Virginia Magazine of History and Biography
The Deadly Politics of Giving: Exchange and Violence at Ajacan, Roanoke, and Jamestown • Seth Mallios • Tuscaloosa: University of Alabama Press, 2006 • xiv, 150 pp. • $44.75 cloth; $21.50 paper
Reviewed by James Taylor Carson, associate professor of history at Queen's University, Kingston, Ontario, Canada. He is the author of Searching for the Bright Past: The Mississippi Choctaws from Prehistory to Removal (1999).
In The Deadly Politics of Giving, anthropologist Seth Mallios compares and contrasts encounters between Algonquians and Europeans at three early outposts of European colonization: a 1570 Spanish Jesuit mission on Chesapeake Bay, the 1580s English settlements on Roanoke Island, and the 1607 Jamestown colony. Mallios is most interested in the exchange patterns that characterized the early days of each colonial enterprise and the relationship between such exchanges and colonial violence. In the end Mallios finds a common pattern in which colonists initially accept the gift-giving parameters of native diplomacy, but over time they fail to appreciate the moral power of such relationships. As the invaders attempted to shift the nature of exchange from gift-giving to trade, they antagonized their partners and gave rise to any number of retaliatory and punitive actions.
Mallios draws on the work of anthropologist Marcel Mauss to inform his study of gift and commodity exchange. Gift-giving entails reciprocal behavior on the part of the recipient and creates a way to mediate intercultural relations in ways that involve personal prestige, respect, and honor far more than any kind of profit calculation. Commodity exchange, however, is rooted in private ownership of property and premised on acquisition of goods rather than prestige. Although the two types of exchange are not mutually exclusive, Mallios uses them to distinguish between the colonies early uncertain days and later times when the colonists lacked the desire and willingness to perpetuate the gift-giving cycle.

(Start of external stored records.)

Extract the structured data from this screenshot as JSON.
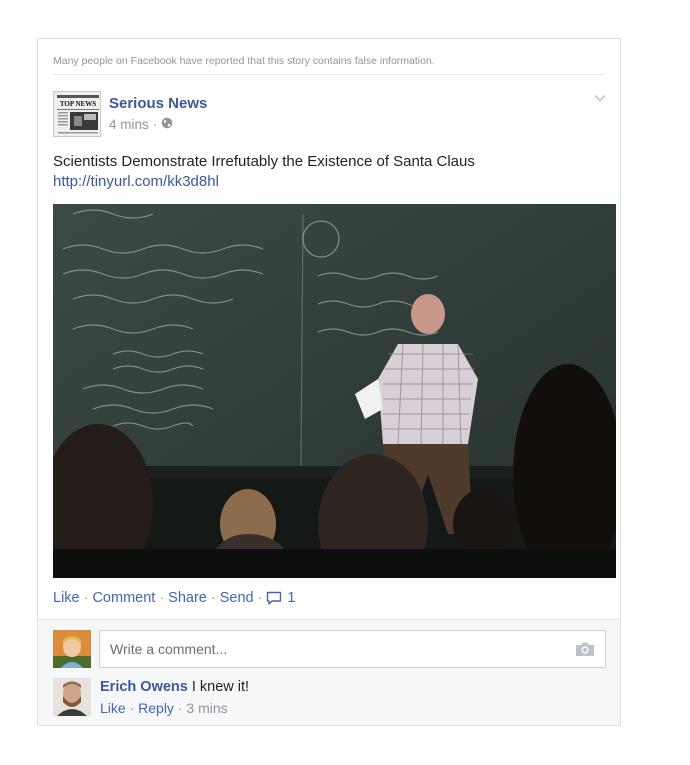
{
  "warning": "Many people on Facebook have reported that this story contains false information.",
  "post": {
    "page_name": "Serious News",
    "avatar_label": "TOP NEWS",
    "time": "4 mins",
    "dot": "·",
    "headline": "Scientists Demonstrate Irrefutably the Existence of Santa Claus",
    "link": "http://tinyurl.com/kk3d8hl",
    "actions": {
      "like": "Like",
      "comment": "Comment",
      "share": "Share",
      "send": "Send",
      "comment_count": "1",
      "sep": "·"
    }
  },
  "composer": {
    "placeholder": "Write a comment..."
  },
  "comment": {
    "author": "Erich Owens",
    "text": "I knew it!",
    "like": "Like",
    "reply": "Reply",
    "time": "3 mins",
    "sep": "·"
  },
  "colors": {
    "link_blue": "#3b5998",
    "action_blue": "#4267b2",
    "muted_gray": "#90949c"
  },
  "icons": [
    "globe-icon",
    "chevron-down-icon",
    "comment-bubble-icon",
    "camera-icon"
  ]
}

Although it is clear that Algonquian peoples practiced gift-giving as described by Mallios, the depth of the Europeans' commitment to commodity exchange is less clear. Rather than argue that Europeans preferred commodity exchange, Mallios assumes that, as capitalists, it came much more naturally to them than did gift exchange. But though the settlers were clearly interested in locating mineral wealth, their exchange relationships with the Algonquians they encountered revolved around the acquisition of food and political or military support. Indeed, given the vast historiographical debate about the beginnings of capitalism in the Americas and the late medieval culture of the colonists, it is reasonable to question the degree to which a commodity exchange model is applicable to the three contact situations that the author explores. In any event, the clarity of the gift/commodity exchange model in theory is less clear in practice.
Although readers may quibble with the utility of Mallios's typologies and models, his interpretation of early contact encounters in light of gift exchange explicates how and when things went wrong in each of the colonial examples. The Jesuits at Acajan, for example, failed to reciprocate with those who fed them and instead rewarded their neighbors' enemies with gifts. Such behavior left their supporters with little choice but to cut them loose before eventually deciding to kill them. Likewise, the English in Jamestown failed to pay enough attention to the Powhatans while courting their rivals. Punitive attacks left the English chastised and shaken.
The comparative approach of The Deadly Politics of Giving is the book's greatest strength. Clearly the Algonquians involved in each encounter had learned from prior events and behaved accordingly. As well, over time the English learned how better to achieve their imperial goals through manipulation of gift exchanges. The time and attention the author devotes to modeling and classifying such exchange patterns intrudes on the narrative, but Mallios provides an insightful and detailed look at the how the Algonquians set the tone for colonial encounters and why the invaders sought first to accommodate and then to repudiate them as their own needs changed.